While conducting a photographic survey of the giraffe population in Uganda’s Murchison Falls National Park, a group of researchers detected something unusual. One of the wild giraffes looked a little different from the others, with noticeably shorter legs, despite having what appeared to be a subadult body size.

Then, while doing similar work in Namibia, they spotted a second giraffe with similar morphological abnormalities.

Giraffe calves fully mature between three and six years of age and this second giraffe is believed to have been born in 2014, which means that this individual it should be the length of an adult’s legs.

Scientists believe that both giraffes are affected by a condition similar to skeletal dysplasia – a generic term for diseases that affect limb length, including stunting.

Measuring a giraffe’s height is not easy for a comparatively small human with a measuring tape. In addition, it is important that data collection is not invasive, as interrupting these animals can have negative consequences on their behavior or survival.
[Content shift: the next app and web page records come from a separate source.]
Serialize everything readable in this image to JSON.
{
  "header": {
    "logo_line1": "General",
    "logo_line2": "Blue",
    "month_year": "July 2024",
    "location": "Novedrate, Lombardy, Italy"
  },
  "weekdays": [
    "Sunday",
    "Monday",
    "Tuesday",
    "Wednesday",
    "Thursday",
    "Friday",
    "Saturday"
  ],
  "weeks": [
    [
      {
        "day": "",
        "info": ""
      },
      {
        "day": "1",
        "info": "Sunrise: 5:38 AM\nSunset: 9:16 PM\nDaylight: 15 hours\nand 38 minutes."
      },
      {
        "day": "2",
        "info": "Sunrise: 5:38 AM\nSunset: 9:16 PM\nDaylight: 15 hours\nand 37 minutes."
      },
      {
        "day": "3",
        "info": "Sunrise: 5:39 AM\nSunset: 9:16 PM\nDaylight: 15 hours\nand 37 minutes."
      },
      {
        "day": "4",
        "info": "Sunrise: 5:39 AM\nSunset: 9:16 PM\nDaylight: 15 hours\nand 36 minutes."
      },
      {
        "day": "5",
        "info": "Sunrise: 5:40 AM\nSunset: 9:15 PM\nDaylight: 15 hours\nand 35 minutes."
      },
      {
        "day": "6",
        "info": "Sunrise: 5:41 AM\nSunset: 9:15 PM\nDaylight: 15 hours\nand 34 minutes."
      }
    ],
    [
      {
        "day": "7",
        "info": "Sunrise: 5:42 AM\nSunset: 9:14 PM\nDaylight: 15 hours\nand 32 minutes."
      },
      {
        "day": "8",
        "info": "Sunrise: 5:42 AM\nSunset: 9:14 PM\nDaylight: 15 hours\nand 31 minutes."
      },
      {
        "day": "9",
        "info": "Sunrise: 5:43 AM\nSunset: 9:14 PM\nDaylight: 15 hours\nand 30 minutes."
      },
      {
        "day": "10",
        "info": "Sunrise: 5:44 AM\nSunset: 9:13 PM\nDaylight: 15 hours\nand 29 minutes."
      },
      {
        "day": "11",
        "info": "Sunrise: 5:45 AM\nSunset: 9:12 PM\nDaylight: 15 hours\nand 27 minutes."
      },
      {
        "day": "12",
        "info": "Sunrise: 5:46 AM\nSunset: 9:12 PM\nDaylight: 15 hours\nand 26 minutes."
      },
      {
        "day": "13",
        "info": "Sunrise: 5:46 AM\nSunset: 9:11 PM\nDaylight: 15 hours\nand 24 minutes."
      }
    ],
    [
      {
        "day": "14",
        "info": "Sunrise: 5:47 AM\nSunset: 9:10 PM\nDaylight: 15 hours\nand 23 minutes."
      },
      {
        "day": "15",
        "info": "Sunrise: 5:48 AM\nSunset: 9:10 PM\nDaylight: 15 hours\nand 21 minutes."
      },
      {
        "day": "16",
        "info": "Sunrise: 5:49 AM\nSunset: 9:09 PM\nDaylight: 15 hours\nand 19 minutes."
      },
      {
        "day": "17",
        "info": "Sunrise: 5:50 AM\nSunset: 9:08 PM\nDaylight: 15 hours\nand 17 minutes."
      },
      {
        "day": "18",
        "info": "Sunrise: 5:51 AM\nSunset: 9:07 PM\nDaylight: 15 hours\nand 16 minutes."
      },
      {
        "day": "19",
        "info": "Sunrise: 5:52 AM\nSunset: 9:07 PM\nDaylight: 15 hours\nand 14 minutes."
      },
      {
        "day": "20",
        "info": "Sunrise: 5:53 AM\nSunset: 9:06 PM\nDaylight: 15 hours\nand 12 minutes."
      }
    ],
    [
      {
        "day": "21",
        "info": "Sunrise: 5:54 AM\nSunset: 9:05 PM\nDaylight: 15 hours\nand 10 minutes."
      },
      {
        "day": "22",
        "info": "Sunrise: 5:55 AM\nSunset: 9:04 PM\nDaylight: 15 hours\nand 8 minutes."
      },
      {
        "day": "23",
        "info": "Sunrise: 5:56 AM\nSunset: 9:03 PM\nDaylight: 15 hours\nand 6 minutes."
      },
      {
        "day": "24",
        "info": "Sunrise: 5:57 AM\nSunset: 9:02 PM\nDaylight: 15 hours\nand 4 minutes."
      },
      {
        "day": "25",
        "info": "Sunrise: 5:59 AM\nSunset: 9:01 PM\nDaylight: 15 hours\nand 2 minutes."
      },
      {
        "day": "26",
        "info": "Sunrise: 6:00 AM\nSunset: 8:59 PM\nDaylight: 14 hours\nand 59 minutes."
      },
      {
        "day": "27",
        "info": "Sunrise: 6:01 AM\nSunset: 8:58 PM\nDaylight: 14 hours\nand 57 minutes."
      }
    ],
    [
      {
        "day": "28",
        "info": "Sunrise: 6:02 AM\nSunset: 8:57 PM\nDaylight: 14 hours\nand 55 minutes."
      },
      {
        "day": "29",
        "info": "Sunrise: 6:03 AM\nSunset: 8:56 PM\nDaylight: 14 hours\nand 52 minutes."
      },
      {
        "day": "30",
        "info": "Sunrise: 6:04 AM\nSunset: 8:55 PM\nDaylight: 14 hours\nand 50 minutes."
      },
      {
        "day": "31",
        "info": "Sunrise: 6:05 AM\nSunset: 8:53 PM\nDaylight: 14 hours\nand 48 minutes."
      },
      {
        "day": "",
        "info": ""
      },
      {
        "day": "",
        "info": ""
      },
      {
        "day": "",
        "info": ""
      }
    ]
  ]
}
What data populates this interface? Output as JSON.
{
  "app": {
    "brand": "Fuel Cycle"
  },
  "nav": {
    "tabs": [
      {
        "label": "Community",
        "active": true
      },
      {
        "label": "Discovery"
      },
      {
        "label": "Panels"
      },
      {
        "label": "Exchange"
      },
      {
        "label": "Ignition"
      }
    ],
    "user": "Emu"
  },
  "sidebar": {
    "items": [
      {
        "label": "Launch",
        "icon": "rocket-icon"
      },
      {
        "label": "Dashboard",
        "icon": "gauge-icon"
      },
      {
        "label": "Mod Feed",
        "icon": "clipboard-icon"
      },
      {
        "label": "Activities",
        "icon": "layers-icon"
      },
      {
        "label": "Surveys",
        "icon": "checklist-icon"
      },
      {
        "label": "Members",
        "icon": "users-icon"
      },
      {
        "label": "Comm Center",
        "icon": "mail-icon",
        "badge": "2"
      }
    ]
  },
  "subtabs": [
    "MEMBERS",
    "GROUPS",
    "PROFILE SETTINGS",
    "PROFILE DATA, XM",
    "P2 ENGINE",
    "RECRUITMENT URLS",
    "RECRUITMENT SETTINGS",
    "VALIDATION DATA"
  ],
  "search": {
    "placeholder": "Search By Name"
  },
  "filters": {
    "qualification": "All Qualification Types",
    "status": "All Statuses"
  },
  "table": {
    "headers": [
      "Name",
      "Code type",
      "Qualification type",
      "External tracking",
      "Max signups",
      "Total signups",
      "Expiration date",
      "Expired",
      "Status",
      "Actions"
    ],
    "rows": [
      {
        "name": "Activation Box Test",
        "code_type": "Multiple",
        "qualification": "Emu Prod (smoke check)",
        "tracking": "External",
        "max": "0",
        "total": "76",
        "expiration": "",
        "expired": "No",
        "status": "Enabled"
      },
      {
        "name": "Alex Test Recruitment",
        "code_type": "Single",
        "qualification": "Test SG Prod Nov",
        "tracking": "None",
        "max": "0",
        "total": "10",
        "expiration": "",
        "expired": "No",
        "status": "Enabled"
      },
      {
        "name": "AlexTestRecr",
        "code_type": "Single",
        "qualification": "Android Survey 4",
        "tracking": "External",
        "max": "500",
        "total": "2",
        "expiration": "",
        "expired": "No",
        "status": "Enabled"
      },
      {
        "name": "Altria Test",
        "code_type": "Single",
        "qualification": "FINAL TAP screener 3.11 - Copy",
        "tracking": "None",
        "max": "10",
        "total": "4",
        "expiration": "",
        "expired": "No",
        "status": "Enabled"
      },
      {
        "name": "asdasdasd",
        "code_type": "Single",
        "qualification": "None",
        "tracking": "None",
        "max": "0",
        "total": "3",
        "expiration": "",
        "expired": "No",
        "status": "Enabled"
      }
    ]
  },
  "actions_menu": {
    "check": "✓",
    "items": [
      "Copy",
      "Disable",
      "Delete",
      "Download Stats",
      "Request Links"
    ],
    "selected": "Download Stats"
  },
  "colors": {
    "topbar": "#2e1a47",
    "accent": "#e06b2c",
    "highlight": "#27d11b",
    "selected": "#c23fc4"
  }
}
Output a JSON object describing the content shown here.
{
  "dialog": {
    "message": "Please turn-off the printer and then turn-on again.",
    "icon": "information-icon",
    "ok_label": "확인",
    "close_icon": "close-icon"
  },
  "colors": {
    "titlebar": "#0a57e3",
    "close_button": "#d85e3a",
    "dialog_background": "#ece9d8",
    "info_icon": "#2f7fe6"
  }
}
To overcome this, a method for measuring elephants called photogrammetry. The technique uses a laser rangefinder to measure the distance between the features of interest. By measuring the distance between the digital pixels in the photo and comparing them to the actual size of the focal feature, they can provide accurate measurements of photographs of large animals, including giraffes.

By comparing these morphometric data, the scientists were able to establish that the two giraffes that looked abnormally small did indeed have heights significantly different from the average of each giraffe population.

The giraffe in Uganda had a phalanx – lower leg segment – about the same length as other giraffes, but this part of the Namibian giraffe’s leg was significantly shorter, each measuring 21.2 centimeters and 15.8 centimeters, respectively. Both had metacarpal and radial measurements below average.

On the other hand, the Ugandan giraffe made up for part of its short stature with a neck that was a little bit longer than that of a subadult giraffe, with almost 1.5 meters compared to the normal 1.4 meters. In this respect, the Namibian giraffe was once again below average.

According to the researchers, this is the first time that this type of skeletal dysplasia has been reported in wild giraffes – and the phenomenon also does not appear to have been witnessed in any animal in captivity.

It is difficult to deduce how common it is in nature from photographic research. However, the fact that scientists have been unable to find any members of the scientific community and zoos who have already seen these conditions in giraffes indicates that it is probably very rare.

But why did these two animals not develop the long legs characteristic of giraffes? “It is difficult to say with certainty, but we speculate that these skeletal dysplasias may be associated with some genetic disorder, since the appearance of skeletal dysplasias is usually rooted in molecular etiologies ”, said Michael B Brown, a conservation biologist at the Giraffe Conservation Foundation, speaking to IFLScience.

This study was published in December in the scientific journal BMC Research Notes.